- The objectives of this research were to investigate the optimal conditions for anthocyanins extraction from different anthocyanin rich fruit and to develop microencapsulation formulation for improving stability of anthocyanin extracts. In the extraction optimization study, two extraction methods, "conventional solvent extraction (CE)" and "ultrasound-assisted extraction (UE)" for three different anthocyanin-rich fruit, blueberries, cherries and red pear peels, were investigated. For each extraction method, 3 extraction factors and 3 levels for each factor were evaluated: solvent type (methanol, ethanol and acetone), solvent concentration (60%, 70% and 80%), as well as extraction temperature (50, 60 and 70 °C) for CE or extraction time (20, 40 and 60 min) for UE. A L₉ (3x3) Taguchi design was employed to determine the most significant two factors, and then a completely randomized two factorial (2x2) design was applied to decide the optimal level for each factor (P< 0.05).
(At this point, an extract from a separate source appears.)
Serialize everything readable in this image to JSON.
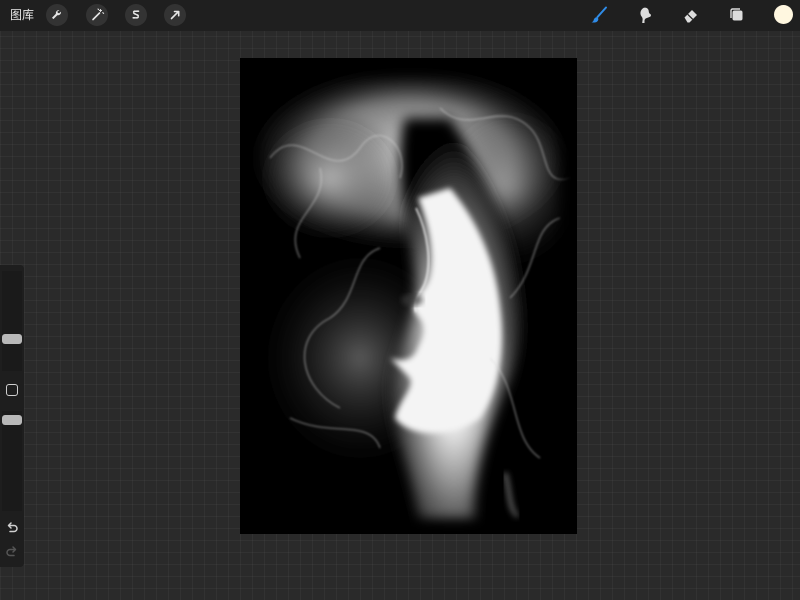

The extraction optimization was determined based on the high retention of total phenolic content (TPC), total monomeric anthocyanin (TMA), and radical scavenging capacity (DPPH assay) in extracts. Percent polymeric color (PPC) and individual anthocyanin distribution (HPLC analysis) of the extracts were also monitored to identify possible anthocyanin degradation during extraction. The optimum extraction conditions were identified as: 60% methanol, 50 °C, for 1 hour using CE or 70% methanol, 30 °C, for 20 min using UE for blueberries; 60% ethanol, 70 °C, for 1 hour using CE or 80% ethanol, 30 °C, for 20 min using UE for cherries; 60% methanol, 50 °C, for 1 hour using CE or 60% ethanol, 30 °C, for 60 min using UE for red pear peels. HPLC analysis identified different anthocyanin species from the three fruit extracts. Anthocyanin species, including delphinidin, cyanidin, petunidin, pelargonidin, peonidin, or malvidin with different sugar moiety in fruit extracts were altered by different extraction conditions. Therefore, different conditions for both CE and UE methods should be implemented for specific fruit aiming different anthocyanin compositions.
To prevent the environmental attacks on the stability of anthocyanin extracts during processing or storage, ionic gelation induced microencapsulation was applied to stabilize blueberry anthocyanin extracts (BB ACN) by forming the capsules between a cationic polymer, chitosan (CH), and two different anionic crosslinking agents: 1) sodium tripolyphosphate (TPP), a conventional inorganic agent, and 2) cellulose nanocrystals (CNC) as a newly found organic agent. A 3-step study was implemented. Firstly, the effect of titration direction of different crosslinking agents was evaluated for each formulation group on the yield of microcapsules (YOM),
TMA recovery, and particle characteristics. Secondly, the role of anionic crosslinking agent in encapsulation was investigated, and the encapsulation formulation was optimized to obtain BB ACN microcapsules with higher YOM and TMA recovery. TPC and DPPH for the free phenolic compounds remained in supernatants after collecting anthocyanin microcapsules were also measured, in which the lower TPC and DPPH observed in the supernatants indicated the better encapsulation performance. Thirdly, the effect of the amount of loaded BB ACN (0.41-26.06 cyaniding-3-glucoside mg/mL) on encapsulation efficiency was studied. In addition, ACN distribution in the obtained microcapsules (TMA attached on surface, bound with matrix, or freely existed in core) was also measured for evaluating the stability of formed microcapsules.
Our results showed that the titration direction of the crosslinking agent had no significant effect on TMA recovery as long as the same encapsulation formulation was used. BB-CH-CNC microcapsules exhibited significantly (p<0.05) higher encapsulation efficiency (up to 94%) than BB-CH-TPP. High YOM and TMA recovery was found when the concentration of anionic crosslinking agent (both CNC and TPP) was up to 1.0% (w/v) (mass ratio of chitosan and crosslinking agent = 1:10). Light microscope images clearly showed BB ACN entrapped in microcapsules in use of BB-CH-CNC formulation. ACN distribution in the microcapsules varied depending on the amount of loaded BB ACN. In the BB-CH-TPP microcapsules, 95% of TMA were entrapped in the matrix of wall materials, and the greater the amount of BB ACN loaded, the less the TMA found in the cores. However, BB-CH-CNC microcapsules had more freely available TMA in the cores (up to 48%) with less bound in the matrix and on the surfaces with increasing loading of BB ACN. This study provided new insights on the use of chitosan based microencapsulation technique for stabilizing BB ACN, in which CNC as an anionic crosslinking agent was more effective to produce rigid and stable microcapsules with high encapsulation efficiency, compared to TPP.